-- RECORD EXCERPTS follows --

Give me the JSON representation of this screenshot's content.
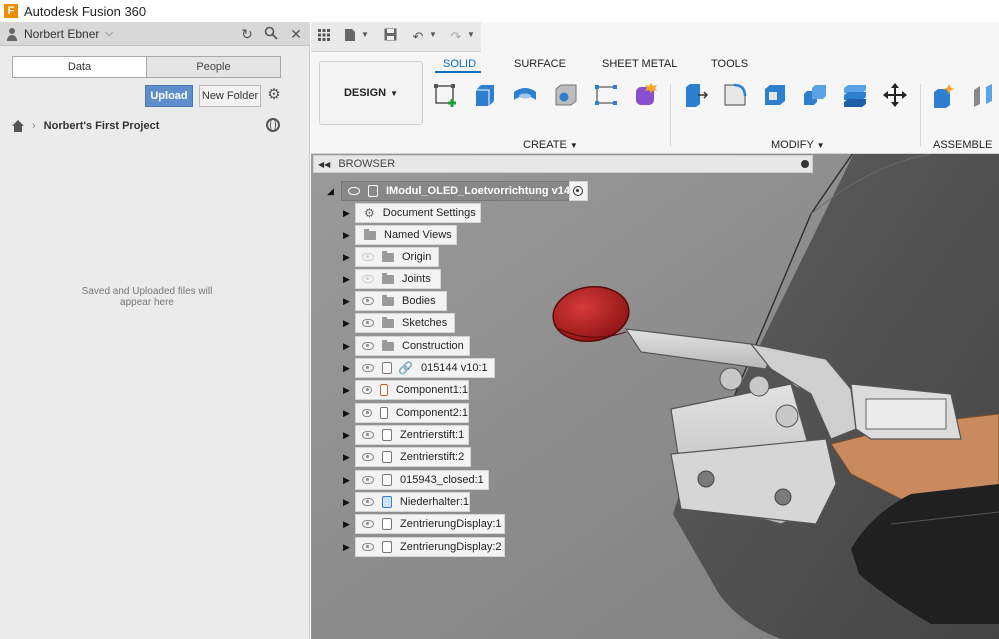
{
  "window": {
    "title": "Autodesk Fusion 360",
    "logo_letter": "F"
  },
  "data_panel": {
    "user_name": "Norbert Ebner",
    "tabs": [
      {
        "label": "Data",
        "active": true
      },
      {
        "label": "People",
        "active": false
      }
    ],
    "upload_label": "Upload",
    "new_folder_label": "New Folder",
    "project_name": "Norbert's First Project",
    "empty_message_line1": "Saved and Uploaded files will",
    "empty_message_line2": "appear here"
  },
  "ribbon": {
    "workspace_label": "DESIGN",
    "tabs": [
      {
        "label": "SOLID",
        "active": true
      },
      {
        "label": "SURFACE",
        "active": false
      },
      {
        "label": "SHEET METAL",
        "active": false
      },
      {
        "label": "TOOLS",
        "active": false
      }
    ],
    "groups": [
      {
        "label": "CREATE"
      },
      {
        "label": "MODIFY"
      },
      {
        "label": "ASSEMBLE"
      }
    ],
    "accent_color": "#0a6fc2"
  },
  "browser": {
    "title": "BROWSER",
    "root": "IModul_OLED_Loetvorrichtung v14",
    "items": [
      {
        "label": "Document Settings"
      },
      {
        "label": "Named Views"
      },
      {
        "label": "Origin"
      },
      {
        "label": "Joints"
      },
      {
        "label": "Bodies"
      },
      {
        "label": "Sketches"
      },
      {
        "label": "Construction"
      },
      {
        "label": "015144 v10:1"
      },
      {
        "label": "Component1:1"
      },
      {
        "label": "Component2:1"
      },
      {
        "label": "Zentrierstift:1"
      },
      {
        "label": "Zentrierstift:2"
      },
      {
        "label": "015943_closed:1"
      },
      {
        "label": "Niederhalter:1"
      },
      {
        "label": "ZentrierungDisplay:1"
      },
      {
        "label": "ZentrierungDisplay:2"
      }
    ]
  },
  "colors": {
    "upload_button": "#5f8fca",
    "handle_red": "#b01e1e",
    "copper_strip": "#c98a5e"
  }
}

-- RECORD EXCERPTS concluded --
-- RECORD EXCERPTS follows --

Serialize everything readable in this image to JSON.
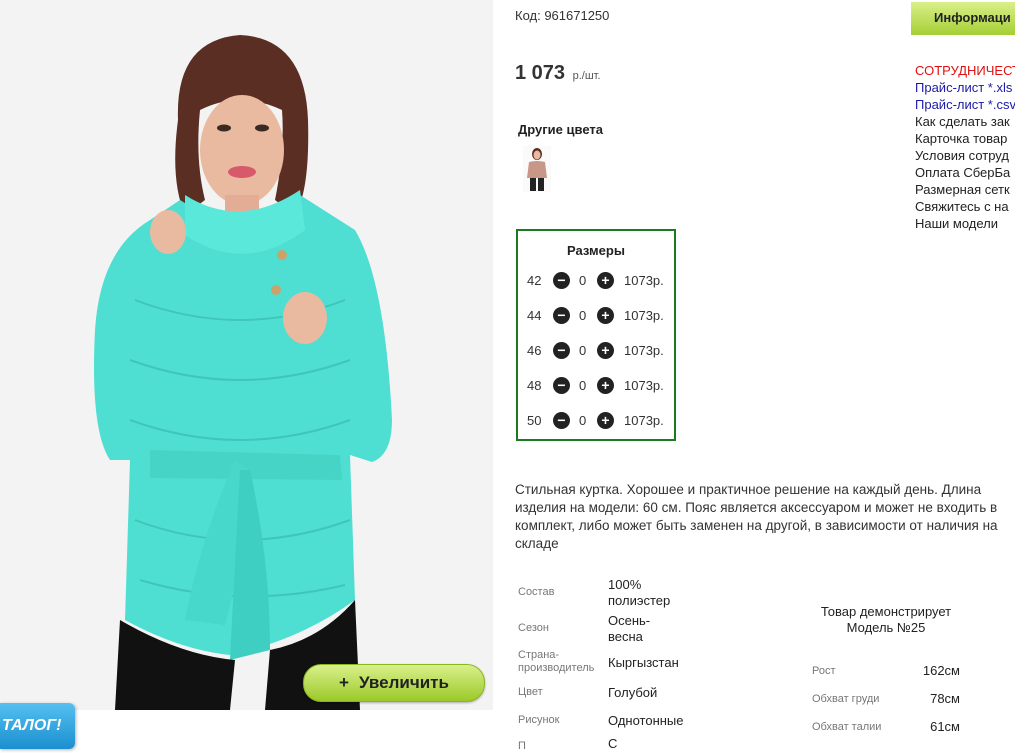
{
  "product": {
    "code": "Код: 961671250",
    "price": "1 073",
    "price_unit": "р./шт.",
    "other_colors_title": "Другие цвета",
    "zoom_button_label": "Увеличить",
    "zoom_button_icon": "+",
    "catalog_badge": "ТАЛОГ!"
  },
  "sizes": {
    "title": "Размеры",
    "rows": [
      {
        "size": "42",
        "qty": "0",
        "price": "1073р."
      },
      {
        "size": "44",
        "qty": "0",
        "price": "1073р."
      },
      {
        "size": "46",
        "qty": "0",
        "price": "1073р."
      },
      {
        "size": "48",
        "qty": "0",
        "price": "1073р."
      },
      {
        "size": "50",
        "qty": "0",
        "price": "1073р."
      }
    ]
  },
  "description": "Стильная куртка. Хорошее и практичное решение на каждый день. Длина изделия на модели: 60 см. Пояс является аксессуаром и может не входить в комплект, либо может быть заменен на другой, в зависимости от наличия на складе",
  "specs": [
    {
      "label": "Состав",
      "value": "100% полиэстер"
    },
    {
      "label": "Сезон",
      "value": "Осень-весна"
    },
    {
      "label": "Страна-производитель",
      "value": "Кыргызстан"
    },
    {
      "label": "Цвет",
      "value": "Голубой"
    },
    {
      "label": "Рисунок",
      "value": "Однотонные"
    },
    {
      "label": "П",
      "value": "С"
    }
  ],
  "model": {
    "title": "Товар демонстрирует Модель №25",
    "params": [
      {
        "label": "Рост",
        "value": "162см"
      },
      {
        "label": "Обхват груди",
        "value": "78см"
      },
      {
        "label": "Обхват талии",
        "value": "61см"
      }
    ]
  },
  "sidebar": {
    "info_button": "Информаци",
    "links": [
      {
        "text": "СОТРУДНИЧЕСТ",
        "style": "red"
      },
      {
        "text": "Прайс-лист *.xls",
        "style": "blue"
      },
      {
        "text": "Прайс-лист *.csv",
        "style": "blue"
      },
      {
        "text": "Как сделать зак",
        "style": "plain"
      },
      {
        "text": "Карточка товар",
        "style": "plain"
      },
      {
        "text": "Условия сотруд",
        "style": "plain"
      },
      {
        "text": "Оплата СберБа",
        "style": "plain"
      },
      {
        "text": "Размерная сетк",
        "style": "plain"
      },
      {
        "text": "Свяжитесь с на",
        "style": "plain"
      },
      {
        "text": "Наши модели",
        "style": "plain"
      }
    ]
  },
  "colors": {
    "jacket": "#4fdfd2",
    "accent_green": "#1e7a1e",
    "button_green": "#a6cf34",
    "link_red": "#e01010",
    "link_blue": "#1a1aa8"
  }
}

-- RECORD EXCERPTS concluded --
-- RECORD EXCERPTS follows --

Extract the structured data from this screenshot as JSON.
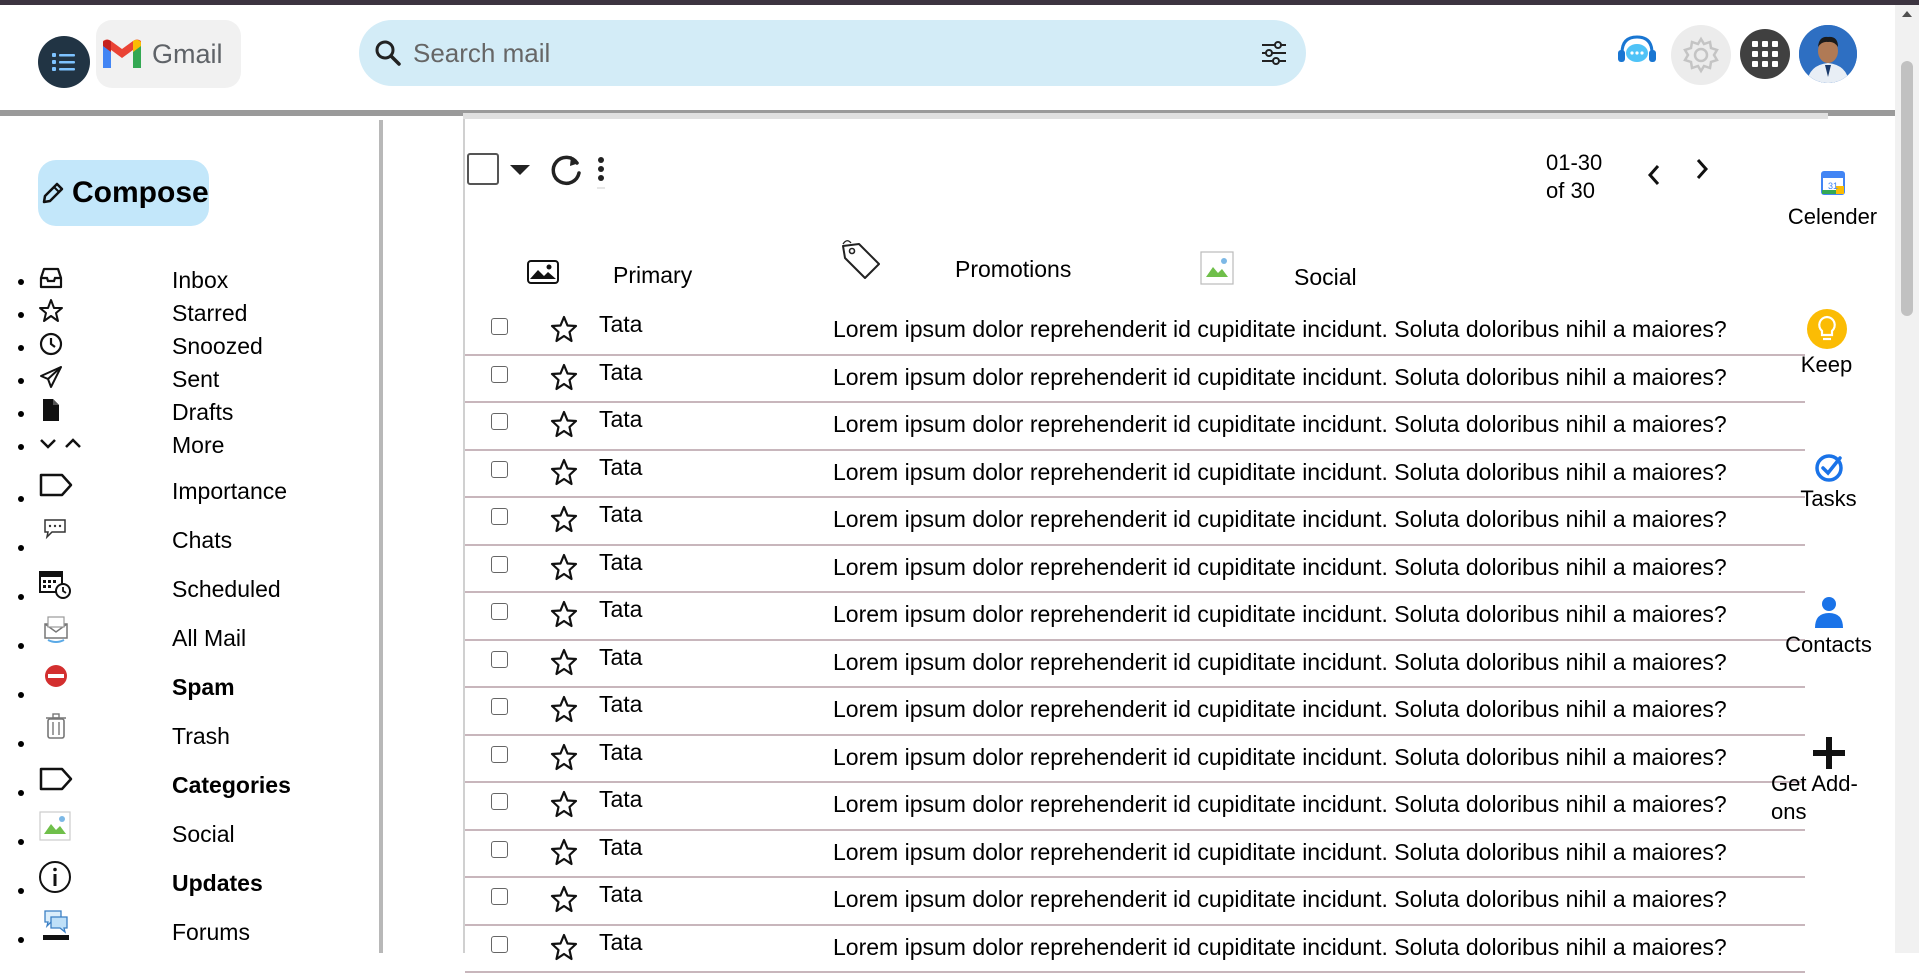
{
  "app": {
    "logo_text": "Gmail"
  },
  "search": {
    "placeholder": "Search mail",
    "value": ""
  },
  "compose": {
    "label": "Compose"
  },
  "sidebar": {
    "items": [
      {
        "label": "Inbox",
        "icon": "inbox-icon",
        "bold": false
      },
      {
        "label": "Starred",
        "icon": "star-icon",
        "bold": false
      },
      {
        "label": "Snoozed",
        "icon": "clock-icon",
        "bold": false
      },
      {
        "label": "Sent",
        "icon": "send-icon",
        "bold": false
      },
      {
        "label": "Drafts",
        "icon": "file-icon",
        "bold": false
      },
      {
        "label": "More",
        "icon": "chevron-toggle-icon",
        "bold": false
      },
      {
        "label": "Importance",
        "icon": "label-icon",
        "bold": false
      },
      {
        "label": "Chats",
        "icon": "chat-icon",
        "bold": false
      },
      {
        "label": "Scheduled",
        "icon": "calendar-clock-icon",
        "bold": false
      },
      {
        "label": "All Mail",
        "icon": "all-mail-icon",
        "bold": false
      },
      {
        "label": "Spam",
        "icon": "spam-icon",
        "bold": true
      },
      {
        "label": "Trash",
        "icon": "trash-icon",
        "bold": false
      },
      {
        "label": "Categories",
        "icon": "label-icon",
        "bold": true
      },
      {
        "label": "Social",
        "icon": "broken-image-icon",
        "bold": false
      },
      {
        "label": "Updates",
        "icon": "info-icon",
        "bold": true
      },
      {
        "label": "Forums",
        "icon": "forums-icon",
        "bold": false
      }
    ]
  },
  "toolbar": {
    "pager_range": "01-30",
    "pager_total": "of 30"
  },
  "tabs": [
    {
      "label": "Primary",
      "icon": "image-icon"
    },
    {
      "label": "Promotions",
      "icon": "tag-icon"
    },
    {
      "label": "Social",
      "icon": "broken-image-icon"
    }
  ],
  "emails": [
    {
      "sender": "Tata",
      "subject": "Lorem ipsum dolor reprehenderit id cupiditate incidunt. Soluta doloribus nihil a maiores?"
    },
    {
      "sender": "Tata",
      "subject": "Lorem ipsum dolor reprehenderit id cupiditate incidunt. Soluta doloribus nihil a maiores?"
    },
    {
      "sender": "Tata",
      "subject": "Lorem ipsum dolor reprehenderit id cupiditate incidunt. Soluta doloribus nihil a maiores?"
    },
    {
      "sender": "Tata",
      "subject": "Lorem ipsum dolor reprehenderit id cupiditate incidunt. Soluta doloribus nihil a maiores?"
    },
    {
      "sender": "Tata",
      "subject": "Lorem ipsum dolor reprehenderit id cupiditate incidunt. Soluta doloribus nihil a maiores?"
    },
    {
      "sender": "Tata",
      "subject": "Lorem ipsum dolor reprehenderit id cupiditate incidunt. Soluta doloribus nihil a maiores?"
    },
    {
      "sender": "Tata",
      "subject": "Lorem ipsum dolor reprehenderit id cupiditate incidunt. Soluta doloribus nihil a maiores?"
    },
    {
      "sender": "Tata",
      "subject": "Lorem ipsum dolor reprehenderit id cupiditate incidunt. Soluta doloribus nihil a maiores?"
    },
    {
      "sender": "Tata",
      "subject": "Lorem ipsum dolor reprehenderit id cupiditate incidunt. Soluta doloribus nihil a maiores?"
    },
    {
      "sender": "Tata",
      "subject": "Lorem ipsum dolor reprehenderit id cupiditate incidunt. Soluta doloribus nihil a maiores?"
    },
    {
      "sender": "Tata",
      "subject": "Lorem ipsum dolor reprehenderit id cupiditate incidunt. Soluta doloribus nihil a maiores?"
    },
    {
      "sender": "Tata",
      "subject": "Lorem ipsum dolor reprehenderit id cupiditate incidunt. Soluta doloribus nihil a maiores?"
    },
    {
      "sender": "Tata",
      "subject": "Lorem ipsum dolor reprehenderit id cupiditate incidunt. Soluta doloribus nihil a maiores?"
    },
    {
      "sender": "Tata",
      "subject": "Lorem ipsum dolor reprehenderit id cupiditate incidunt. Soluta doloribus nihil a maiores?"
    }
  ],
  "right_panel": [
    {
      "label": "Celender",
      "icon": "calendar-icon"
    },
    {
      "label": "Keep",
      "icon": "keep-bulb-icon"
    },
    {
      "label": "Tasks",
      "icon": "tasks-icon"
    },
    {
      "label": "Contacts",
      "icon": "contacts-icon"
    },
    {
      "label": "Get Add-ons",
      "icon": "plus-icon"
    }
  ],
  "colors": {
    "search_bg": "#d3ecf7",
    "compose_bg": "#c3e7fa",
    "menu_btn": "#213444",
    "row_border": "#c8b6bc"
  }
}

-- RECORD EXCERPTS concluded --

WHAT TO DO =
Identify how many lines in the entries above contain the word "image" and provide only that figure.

TASK RESULT =
4